Data provided:
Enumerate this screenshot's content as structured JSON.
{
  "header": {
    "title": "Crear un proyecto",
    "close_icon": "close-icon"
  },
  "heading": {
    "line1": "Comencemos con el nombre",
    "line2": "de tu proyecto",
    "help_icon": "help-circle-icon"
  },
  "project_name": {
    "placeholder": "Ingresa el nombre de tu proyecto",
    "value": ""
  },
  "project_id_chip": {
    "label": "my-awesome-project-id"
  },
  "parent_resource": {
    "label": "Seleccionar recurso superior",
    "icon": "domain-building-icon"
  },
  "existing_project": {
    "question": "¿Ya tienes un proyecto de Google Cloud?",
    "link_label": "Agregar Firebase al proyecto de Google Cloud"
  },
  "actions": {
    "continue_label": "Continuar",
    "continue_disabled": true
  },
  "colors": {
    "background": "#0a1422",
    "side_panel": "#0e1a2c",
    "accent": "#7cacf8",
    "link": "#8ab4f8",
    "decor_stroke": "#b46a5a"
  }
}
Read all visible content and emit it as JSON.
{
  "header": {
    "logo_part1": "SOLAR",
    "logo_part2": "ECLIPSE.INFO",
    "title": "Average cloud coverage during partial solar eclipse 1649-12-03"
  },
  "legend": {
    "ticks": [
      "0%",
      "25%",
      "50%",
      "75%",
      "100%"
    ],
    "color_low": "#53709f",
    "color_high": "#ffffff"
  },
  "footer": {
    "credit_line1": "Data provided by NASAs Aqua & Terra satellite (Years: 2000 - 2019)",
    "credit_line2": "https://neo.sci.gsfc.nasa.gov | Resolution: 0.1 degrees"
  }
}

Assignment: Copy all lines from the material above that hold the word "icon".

Solution to the exercise:
    "close_icon": "close-icon"
    "help_icon": "help-circle-icon"
    "icon": "domain-building-icon"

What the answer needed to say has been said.